[Items listed in a dataset]
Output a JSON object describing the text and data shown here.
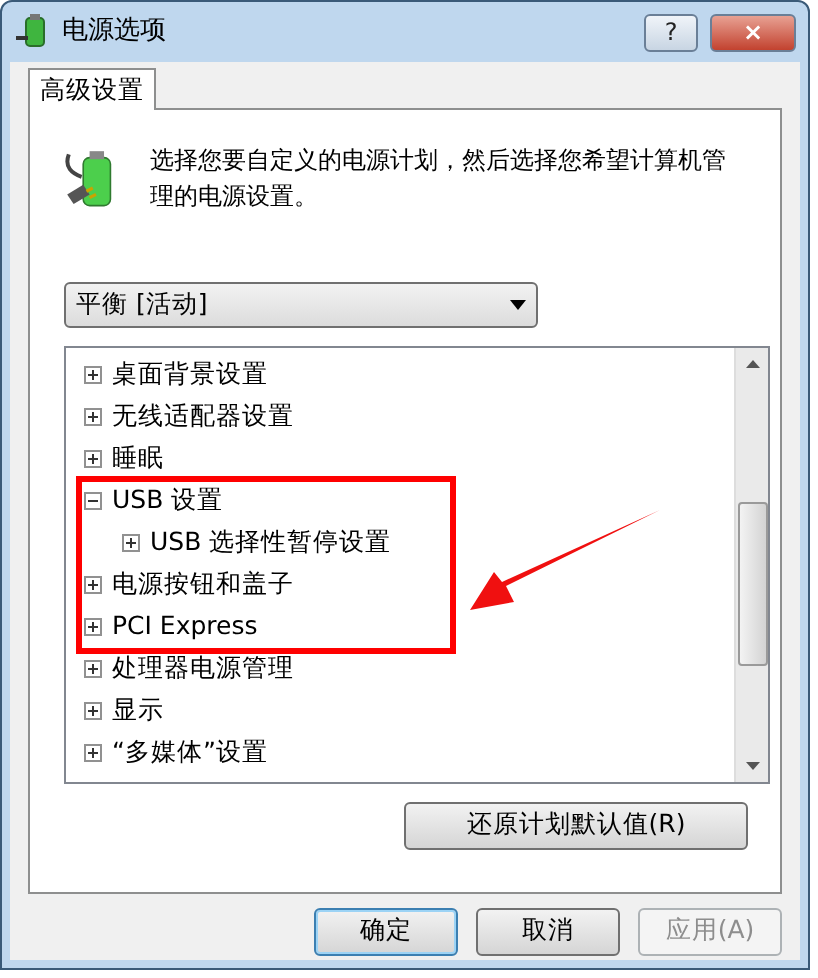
{
  "window": {
    "title": "电源选项",
    "buttons": [
      "?",
      "×"
    ]
  },
  "tabs": [
    {
      "label": "高级设置",
      "selected": true
    }
  ],
  "description": "选择您要自定义的电源计划，然后选择您希望计算机管理的电源设置。",
  "plan_select": {
    "value": "平衡 [活动]"
  },
  "settings_tree": [
    {
      "label": "桌面背景设置",
      "expanded": false
    },
    {
      "label": "无线适配器设置",
      "expanded": false
    },
    {
      "label": "睡眠",
      "expanded": false
    },
    {
      "label": "USB 设置",
      "expanded": true,
      "children": [
        {
          "label": "USB 选择性暂停设置",
          "expanded": false
        }
      ]
    },
    {
      "label": "电源按钮和盖子",
      "expanded": false
    },
    {
      "label": "PCI Express",
      "expanded": false
    },
    {
      "label": "处理器电源管理",
      "expanded": false
    },
    {
      "label": "显示",
      "expanded": false
    },
    {
      "label": "“多媒体”设置",
      "expanded": false
    }
  ],
  "restore_button": {
    "label": "还原计划默认值(R)"
  },
  "dialog_buttons": [
    {
      "label": "确定",
      "default": true,
      "disabled": false
    },
    {
      "label": "取消",
      "default": false,
      "disabled": false
    },
    {
      "label": "应用(A)",
      "default": false,
      "disabled": true
    }
  ]
}
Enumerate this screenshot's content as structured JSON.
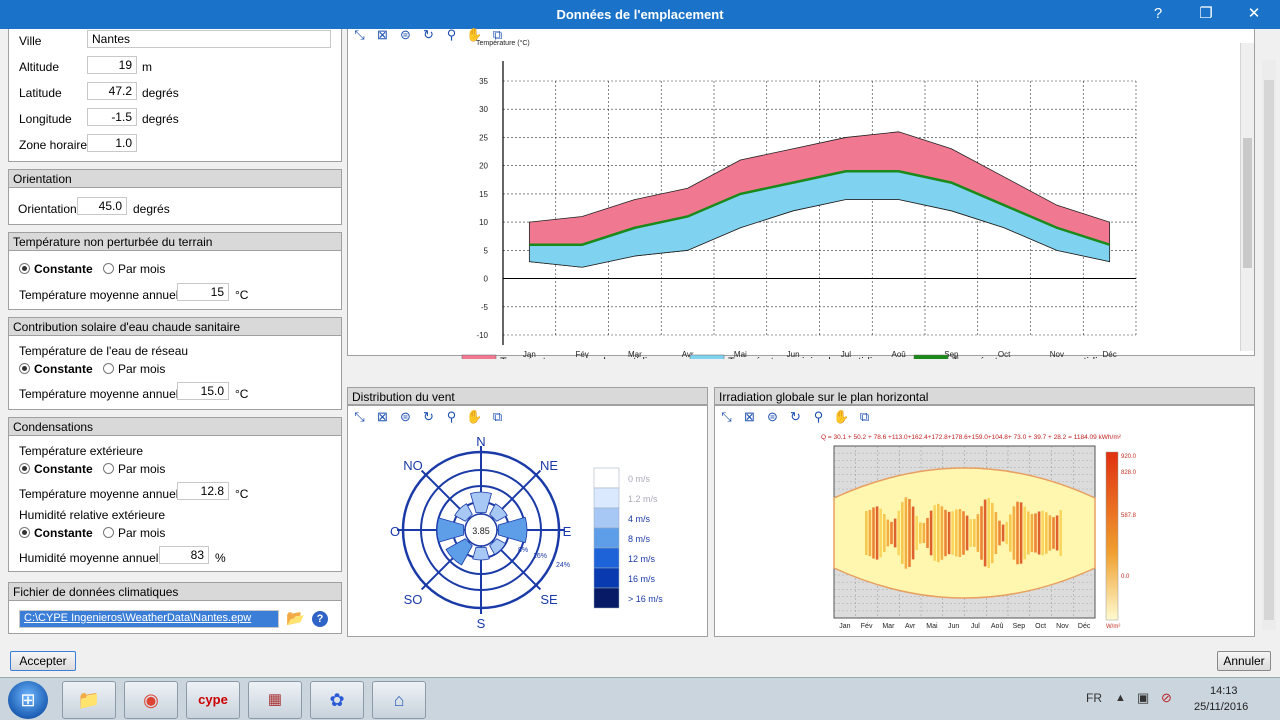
{
  "window": {
    "title": "Données de l'emplacement",
    "help": "?",
    "restore": "❐",
    "close": "✕"
  },
  "location": {
    "city_label": "Ville",
    "city": "Nantes",
    "alt_label": "Altitude",
    "alt": "19",
    "alt_unit": "m",
    "lat_label": "Latitude",
    "lat": "47.2",
    "lat_unit": "degrés",
    "lon_label": "Longitude",
    "lon": "-1.5",
    "lon_unit": "degrés",
    "tz_label": "Zone horaire",
    "tz": "1.0"
  },
  "orientation": {
    "header": "Orientation",
    "label": "Orientation",
    "value": "45.0",
    "unit": "degrés"
  },
  "ground": {
    "header": "Température non perturbée du terrain",
    "opt1": "Constante",
    "opt2": "Par mois",
    "label": "Température moyenne annuelle:",
    "value": "15",
    "unit": "°C"
  },
  "solar": {
    "header": "Contribution solaire d'eau chaude sanitaire",
    "sub": "Température de l'eau de réseau",
    "opt1": "Constante",
    "opt2": "Par mois",
    "label": "Température moyenne annuelle:",
    "value": "15.0",
    "unit": "°C"
  },
  "cond": {
    "header": "Condensations",
    "sub1": "Température extérieure",
    "opt1": "Constante",
    "opt2": "Par mois",
    "label1": "Température moyenne annuelle:",
    "value1": "12.8",
    "unit1": "°C",
    "sub2": "Humidité relative extérieure",
    "opt3": "Constante",
    "opt4": "Par mois",
    "label2": "Humidité moyenne annuelle:",
    "value2": "83",
    "unit2": "%"
  },
  "file": {
    "header": "Fichier de données climatiques",
    "path": "C:\\CYPE Ingenieros\\WeatherData\\Nantes.epw"
  },
  "buttons": {
    "accept": "Accepter",
    "cancel": "Annuler"
  },
  "temp_chart": {
    "title": "Température (°C)",
    "legend": [
      "Température maximale quotidienne",
      "Température minimale quotidienne",
      "Température moyenne quotidienne"
    ],
    "colors": [
      "#f07890",
      "#7fd3f0",
      "#1a8a1a"
    ]
  },
  "chart_data": [
    {
      "type": "area",
      "title": "Température (°C)",
      "ylim": [
        -10,
        35
      ],
      "yticks": [
        35,
        30,
        25,
        20,
        15,
        10,
        5,
        0,
        -5,
        -10
      ],
      "categories": [
        "Jan",
        "Fév",
        "Mar",
        "Avr",
        "Mai",
        "Jun",
        "Jul",
        "Aoû",
        "Sep",
        "Oct",
        "Nov",
        "Déc"
      ],
      "grid": true,
      "legend": "bottom",
      "series": [
        {
          "name": "Température maximale quotidienne",
          "values": [
            10,
            11,
            14,
            16,
            21,
            23,
            25,
            26,
            23,
            18,
            13,
            10
          ]
        },
        {
          "name": "Température minimale quotidienne",
          "values": [
            3,
            2,
            4,
            5,
            9,
            12,
            14,
            14,
            12,
            9,
            5,
            3
          ]
        },
        {
          "name": "Température moyenne quotidienne",
          "values": [
            6,
            6,
            9,
            11,
            15,
            17,
            19,
            19,
            17,
            13,
            9,
            6
          ]
        }
      ]
    }
  ],
  "wind": {
    "header": "Distribution du vent",
    "dirs": [
      "N",
      "NE",
      "E",
      "SE",
      "S",
      "SO",
      "O",
      "NO"
    ],
    "center": "3.85",
    "rings": [
      "8%",
      "16%",
      "24%"
    ],
    "legend": [
      "0 m/s",
      "1.2 m/s",
      "4 m/s",
      "8 m/s",
      "12 m/s",
      "16 m/s",
      "> 16 m/s"
    ],
    "colors": [
      "#ffffff",
      "#dbe9ff",
      "#a7c8f5",
      "#5e9ee8",
      "#1e63d8",
      "#0a3ab0",
      "#061a66"
    ]
  },
  "irr": {
    "header": "Irradiation globale sur le plan horizontal",
    "summary": "Q = 30.1 + 50.2 + 78.6 +113.0+162.4+172.8+178.6+159.0+104.8+ 73.0 + 39.7 + 28.2 = 1184.09 kWh/m²",
    "months": [
      "Jan",
      "Fév",
      "Mar",
      "Avr",
      "Mai",
      "Jun",
      "Jul",
      "Aoû",
      "Sep",
      "Oct",
      "Nov",
      "Déc"
    ],
    "scale": [
      "920.0",
      "828.0",
      "587.8",
      "0.0"
    ],
    "scale_unit": "W/m²"
  },
  "taskbar": {
    "lang": "FR",
    "time": "14:13",
    "date": "25/11/2016"
  }
}
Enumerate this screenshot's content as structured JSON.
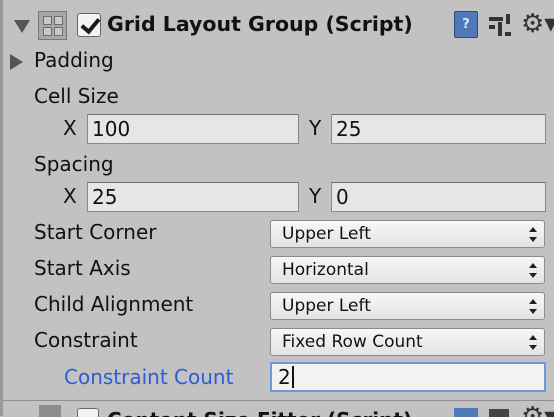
{
  "component": {
    "title": "Grid Layout Group (Script)",
    "enabled": true,
    "help_icon_glyph": "?",
    "gear_icon_glyph": "⚙▾"
  },
  "padding": {
    "label": "Padding",
    "expanded": false
  },
  "cell_size": {
    "label": "Cell Size",
    "x_label": "X",
    "x_value": "100",
    "y_label": "Y",
    "y_value": "25"
  },
  "spacing": {
    "label": "Spacing",
    "x_label": "X",
    "x_value": "25",
    "y_label": "Y",
    "y_value": "0"
  },
  "start_corner": {
    "label": "Start Corner",
    "value": "Upper Left"
  },
  "start_axis": {
    "label": "Start Axis",
    "value": "Horizontal"
  },
  "child_alignment": {
    "label": "Child Alignment",
    "value": "Upper Left"
  },
  "constraint": {
    "label": "Constraint",
    "value": "Fixed Row Count"
  },
  "constraint_count": {
    "label": "Constraint Count",
    "value": "2"
  },
  "next_component": {
    "title": "Content Size Fitter (Script)"
  },
  "colors": {
    "panel_bg": "#c2c2c2",
    "focus_blue": "#2f5bd6",
    "focus_border": "#6f98d8",
    "help_icon": "#4f79b7"
  }
}
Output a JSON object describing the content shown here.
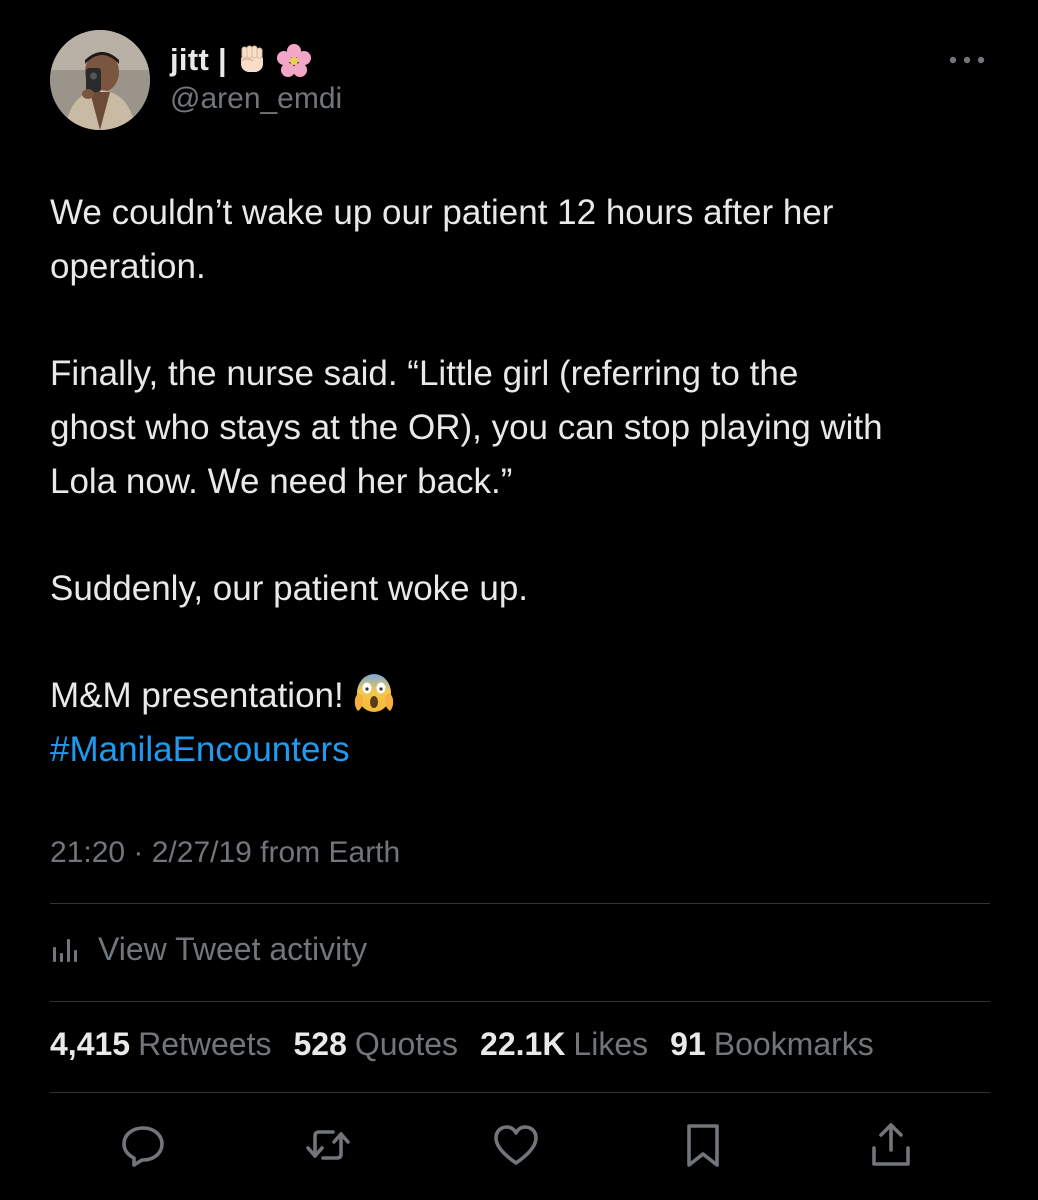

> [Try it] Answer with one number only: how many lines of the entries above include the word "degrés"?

> [Exercise output] 3